[DATA PROVIDED]

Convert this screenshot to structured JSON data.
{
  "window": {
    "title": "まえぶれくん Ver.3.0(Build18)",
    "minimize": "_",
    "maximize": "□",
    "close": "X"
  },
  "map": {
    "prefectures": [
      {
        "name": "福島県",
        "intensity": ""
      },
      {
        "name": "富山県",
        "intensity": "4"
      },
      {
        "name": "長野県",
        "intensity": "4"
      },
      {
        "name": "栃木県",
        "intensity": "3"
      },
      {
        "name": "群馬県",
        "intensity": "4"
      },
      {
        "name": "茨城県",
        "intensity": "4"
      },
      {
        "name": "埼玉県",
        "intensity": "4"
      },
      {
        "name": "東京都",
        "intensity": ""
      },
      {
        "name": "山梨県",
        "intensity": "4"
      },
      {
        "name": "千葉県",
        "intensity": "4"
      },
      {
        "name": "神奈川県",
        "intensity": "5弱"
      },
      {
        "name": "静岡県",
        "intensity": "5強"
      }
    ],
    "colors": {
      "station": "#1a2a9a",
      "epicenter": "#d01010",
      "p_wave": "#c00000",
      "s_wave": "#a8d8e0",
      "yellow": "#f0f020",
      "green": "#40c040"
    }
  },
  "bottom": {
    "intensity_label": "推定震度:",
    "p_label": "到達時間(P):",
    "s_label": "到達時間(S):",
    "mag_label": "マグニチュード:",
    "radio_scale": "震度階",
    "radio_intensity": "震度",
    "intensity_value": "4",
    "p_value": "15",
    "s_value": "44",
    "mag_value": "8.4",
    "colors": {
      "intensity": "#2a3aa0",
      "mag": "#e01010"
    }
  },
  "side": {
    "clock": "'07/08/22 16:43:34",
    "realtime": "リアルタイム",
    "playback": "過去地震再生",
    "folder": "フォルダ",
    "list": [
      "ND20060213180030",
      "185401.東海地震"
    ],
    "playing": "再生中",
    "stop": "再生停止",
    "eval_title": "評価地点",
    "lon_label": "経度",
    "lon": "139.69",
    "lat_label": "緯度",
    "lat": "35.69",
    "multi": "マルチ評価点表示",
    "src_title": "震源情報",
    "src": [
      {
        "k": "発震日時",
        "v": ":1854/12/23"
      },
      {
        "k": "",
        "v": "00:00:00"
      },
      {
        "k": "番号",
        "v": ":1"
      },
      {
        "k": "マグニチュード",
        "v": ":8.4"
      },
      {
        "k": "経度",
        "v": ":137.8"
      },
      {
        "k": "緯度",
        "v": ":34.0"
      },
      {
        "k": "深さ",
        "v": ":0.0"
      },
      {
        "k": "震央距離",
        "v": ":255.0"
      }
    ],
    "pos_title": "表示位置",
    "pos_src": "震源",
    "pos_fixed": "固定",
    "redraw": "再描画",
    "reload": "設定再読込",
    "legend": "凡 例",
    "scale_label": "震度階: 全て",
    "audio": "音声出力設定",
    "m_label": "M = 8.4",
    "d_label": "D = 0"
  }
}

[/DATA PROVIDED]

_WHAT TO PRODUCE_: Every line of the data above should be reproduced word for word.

_OUTPUT FOR THIS TASK_:
Convert this screenshot to structured JSON data.
{
  "window": {
    "title": "まえぶれくん Ver.3.0(Build18)",
    "minimize": "_",
    "maximize": "□",
    "close": "X"
  },
  "map": {
    "prefectures": [
      {
        "name": "福島県",
        "intensity": ""
      },
      {
        "name": "富山県",
        "intensity": "4"
      },
      {
        "name": "長野県",
        "intensity": "4"
      },
      {
        "name": "栃木県",
        "intensity": "3"
      },
      {
        "name": "群馬県",
        "intensity": "4"
      },
      {
        "name": "茨城県",
        "intensity": "4"
      },
      {
        "name": "埼玉県",
        "intensity": "4"
      },
      {
        "name": "東京都",
        "intensity": ""
      },
      {
        "name": "山梨県",
        "intensity": "4"
      },
      {
        "name": "千葉県",
        "intensity": "4"
      },
      {
        "name": "神奈川県",
        "intensity": "5弱"
      },
      {
        "name": "静岡県",
        "intensity": "5強"
      }
    ],
    "colors": {
      "station": "#1a2a9a",
      "epicenter": "#d01010",
      "p_wave": "#c00000",
      "s_wave": "#a8d8e0",
      "yellow": "#f0f020",
      "green": "#40c040"
    }
  },
  "bottom": {
    "intensity_label": "推定震度:",
    "p_label": "到達時間(P):",
    "s_label": "到達時間(S):",
    "mag_label": "マグニチュード:",
    "radio_scale": "震度階",
    "radio_intensity": "震度",
    "intensity_value": "4",
    "p_value": "15",
    "s_value": "44",
    "mag_value": "8.4",
    "colors": {
      "intensity": "#2a3aa0",
      "mag": "#e01010"
    }
  },
  "side": {
    "clock": "'07/08/22 16:43:34",
    "realtime": "リアルタイム",
    "playback": "過去地震再生",
    "folder": "フォルダ",
    "list": [
      "ND20060213180030",
      "185401.東海地震"
    ],
    "playing": "再生中",
    "stop": "再生停止",
    "eval_title": "評価地点",
    "lon_label": "経度",
    "lon": "139.69",
    "lat_label": "緯度",
    "lat": "35.69",
    "multi": "マルチ評価点表示",
    "src_title": "震源情報",
    "src": [
      {
        "k": "発震日時",
        "v": ":1854/12/23"
      },
      {
        "k": "",
        "v": "00:00:00"
      },
      {
        "k": "番号",
        "v": ":1"
      },
      {
        "k": "マグニチュード",
        "v": ":8.4"
      },
      {
        "k": "経度",
        "v": ":137.8"
      },
      {
        "k": "緯度",
        "v": ":34.0"
      },
      {
        "k": "深さ",
        "v": ":0.0"
      },
      {
        "k": "震央距離",
        "v": ":255.0"
      }
    ],
    "pos_title": "表示位置",
    "pos_src": "震源",
    "pos_fixed": "固定",
    "redraw": "再描画",
    "reload": "設定再読込",
    "legend": "凡 例",
    "scale_label": "震度階: 全て",
    "audio": "音声出力設定",
    "m_label": "M = 8.4",
    "d_label": "D = 0"
  }
}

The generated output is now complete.